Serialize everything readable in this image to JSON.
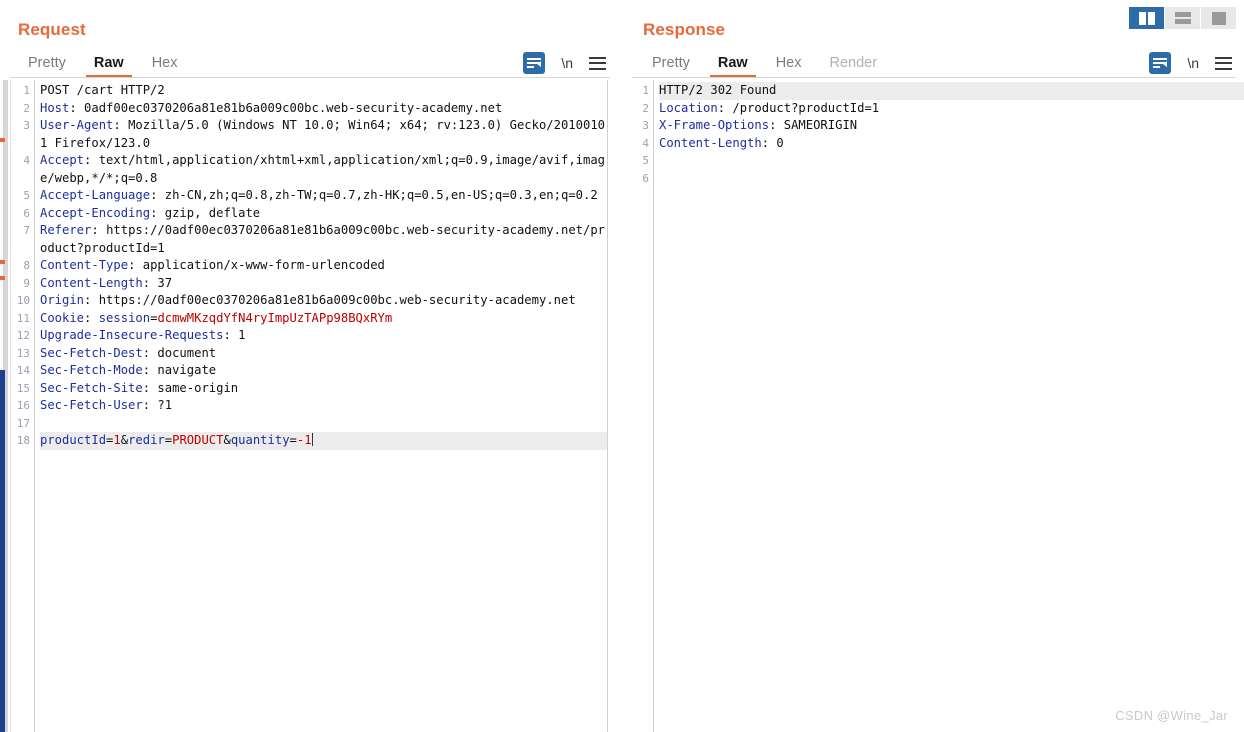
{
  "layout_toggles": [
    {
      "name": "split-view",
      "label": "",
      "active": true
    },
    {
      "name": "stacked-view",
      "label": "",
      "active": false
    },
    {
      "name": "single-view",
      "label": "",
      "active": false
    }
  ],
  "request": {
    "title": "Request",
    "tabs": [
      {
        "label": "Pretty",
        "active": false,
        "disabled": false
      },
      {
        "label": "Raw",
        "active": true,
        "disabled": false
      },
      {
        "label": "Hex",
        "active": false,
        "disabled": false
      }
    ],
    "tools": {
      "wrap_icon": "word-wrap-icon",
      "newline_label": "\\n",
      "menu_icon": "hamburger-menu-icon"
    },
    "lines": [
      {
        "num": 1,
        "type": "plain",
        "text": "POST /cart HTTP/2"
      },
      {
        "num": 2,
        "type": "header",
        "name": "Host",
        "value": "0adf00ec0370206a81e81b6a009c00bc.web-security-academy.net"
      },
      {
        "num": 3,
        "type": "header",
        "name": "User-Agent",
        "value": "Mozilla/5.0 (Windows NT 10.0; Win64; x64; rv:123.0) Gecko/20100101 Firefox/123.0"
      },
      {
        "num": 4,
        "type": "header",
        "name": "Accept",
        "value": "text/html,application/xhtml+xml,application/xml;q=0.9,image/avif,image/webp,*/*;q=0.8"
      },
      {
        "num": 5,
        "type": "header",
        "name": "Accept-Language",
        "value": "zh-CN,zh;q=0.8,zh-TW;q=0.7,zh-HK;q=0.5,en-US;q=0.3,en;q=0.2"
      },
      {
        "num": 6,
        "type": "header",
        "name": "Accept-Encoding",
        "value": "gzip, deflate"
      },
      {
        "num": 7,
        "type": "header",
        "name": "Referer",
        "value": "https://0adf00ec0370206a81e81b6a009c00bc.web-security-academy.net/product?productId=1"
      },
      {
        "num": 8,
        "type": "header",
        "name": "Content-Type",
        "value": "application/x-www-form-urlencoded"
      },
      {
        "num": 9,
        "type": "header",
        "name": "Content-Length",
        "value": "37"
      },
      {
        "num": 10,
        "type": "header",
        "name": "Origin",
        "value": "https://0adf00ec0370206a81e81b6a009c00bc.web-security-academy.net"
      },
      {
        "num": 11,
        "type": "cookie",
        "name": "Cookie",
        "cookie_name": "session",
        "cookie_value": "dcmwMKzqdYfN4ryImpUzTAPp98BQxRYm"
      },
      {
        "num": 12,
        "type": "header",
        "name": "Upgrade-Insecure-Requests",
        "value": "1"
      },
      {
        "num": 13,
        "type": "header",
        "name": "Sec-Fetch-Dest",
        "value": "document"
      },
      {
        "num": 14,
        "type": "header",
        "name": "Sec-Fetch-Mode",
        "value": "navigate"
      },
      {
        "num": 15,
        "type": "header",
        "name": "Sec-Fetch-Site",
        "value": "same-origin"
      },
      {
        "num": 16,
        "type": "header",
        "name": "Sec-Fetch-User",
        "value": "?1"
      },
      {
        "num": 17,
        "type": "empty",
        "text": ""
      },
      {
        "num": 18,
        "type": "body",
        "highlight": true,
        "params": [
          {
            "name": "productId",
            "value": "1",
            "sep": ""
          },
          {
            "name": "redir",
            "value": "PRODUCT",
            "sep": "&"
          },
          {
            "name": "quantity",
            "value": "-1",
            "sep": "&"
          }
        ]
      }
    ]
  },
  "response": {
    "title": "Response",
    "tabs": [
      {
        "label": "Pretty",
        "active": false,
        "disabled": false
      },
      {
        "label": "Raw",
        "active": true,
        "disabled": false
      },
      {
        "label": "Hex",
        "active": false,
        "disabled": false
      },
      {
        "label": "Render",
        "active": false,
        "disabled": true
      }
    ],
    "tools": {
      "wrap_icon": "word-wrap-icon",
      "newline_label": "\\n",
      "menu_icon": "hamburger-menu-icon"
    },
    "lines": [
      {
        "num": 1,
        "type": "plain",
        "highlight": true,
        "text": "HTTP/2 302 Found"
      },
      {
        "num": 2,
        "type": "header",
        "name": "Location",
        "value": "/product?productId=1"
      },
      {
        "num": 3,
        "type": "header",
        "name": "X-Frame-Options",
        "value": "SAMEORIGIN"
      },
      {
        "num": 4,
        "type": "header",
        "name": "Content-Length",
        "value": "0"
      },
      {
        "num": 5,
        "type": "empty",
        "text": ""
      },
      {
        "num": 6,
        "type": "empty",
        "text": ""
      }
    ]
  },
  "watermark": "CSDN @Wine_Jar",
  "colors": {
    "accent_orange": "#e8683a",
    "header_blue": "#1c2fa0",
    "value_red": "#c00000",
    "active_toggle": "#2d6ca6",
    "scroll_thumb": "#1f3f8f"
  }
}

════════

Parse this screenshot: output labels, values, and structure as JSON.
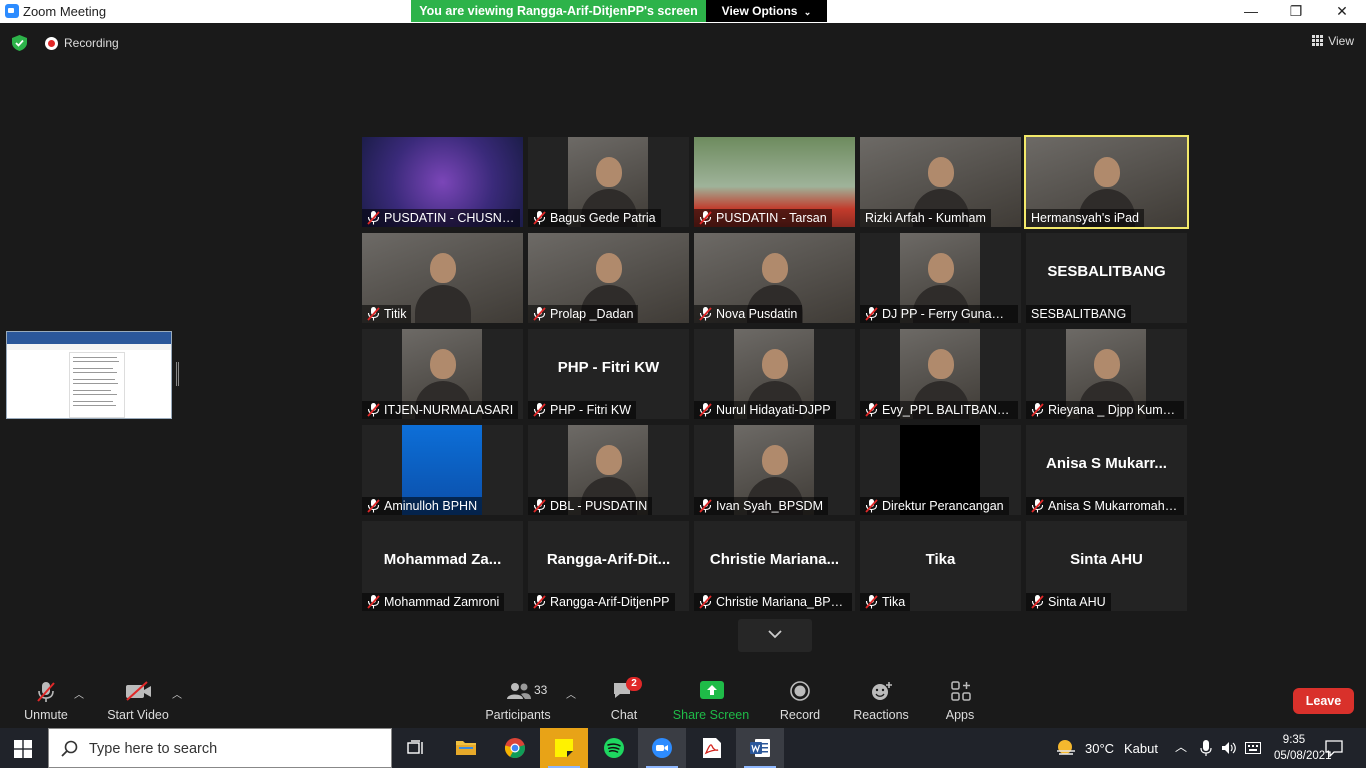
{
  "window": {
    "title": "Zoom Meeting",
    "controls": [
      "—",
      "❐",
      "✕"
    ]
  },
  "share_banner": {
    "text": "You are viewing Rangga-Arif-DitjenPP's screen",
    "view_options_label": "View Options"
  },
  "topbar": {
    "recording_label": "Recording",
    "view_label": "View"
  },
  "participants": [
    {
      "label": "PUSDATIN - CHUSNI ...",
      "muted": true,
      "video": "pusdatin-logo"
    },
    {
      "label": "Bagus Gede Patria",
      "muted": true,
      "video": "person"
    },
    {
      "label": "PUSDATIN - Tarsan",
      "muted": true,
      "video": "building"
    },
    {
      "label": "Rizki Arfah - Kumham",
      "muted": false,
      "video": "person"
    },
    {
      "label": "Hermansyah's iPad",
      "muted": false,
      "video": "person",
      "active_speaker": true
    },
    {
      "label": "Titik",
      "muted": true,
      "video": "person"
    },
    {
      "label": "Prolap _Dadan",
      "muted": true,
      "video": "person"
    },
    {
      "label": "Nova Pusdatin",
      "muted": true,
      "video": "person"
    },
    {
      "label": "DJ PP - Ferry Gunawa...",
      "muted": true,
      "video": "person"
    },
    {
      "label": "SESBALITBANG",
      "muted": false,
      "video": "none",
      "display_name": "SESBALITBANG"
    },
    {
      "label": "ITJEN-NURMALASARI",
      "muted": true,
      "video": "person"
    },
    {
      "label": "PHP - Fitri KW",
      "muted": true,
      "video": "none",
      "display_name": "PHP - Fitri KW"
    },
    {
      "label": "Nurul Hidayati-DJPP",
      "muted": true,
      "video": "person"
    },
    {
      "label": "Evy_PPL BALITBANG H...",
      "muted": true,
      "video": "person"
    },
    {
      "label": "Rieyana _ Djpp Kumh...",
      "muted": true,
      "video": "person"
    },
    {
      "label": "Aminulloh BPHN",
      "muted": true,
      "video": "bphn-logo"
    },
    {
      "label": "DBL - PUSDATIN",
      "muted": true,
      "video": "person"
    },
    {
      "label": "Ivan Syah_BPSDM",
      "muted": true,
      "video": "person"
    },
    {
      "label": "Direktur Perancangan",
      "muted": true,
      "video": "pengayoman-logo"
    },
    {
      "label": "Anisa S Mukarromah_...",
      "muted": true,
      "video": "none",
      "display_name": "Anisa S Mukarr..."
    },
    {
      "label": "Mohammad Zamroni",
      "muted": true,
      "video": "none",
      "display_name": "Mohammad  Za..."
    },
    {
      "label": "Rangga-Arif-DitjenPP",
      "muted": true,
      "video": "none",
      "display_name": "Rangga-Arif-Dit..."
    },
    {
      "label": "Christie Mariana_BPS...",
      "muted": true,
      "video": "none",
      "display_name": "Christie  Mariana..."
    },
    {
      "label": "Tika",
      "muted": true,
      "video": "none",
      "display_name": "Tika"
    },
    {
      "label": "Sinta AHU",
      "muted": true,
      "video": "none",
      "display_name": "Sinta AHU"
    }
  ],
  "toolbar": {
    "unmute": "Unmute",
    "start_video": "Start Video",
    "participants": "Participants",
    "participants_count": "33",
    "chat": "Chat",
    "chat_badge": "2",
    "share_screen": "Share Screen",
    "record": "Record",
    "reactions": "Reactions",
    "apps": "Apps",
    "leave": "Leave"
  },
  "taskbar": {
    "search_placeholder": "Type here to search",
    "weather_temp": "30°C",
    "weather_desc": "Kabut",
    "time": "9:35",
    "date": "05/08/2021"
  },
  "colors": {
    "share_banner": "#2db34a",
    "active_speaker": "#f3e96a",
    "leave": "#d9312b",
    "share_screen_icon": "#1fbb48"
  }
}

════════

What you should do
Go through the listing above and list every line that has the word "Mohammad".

Result of this exercise
      "label": "Mohammad Zamroni",
      "display_name": "Mohammad  Za..."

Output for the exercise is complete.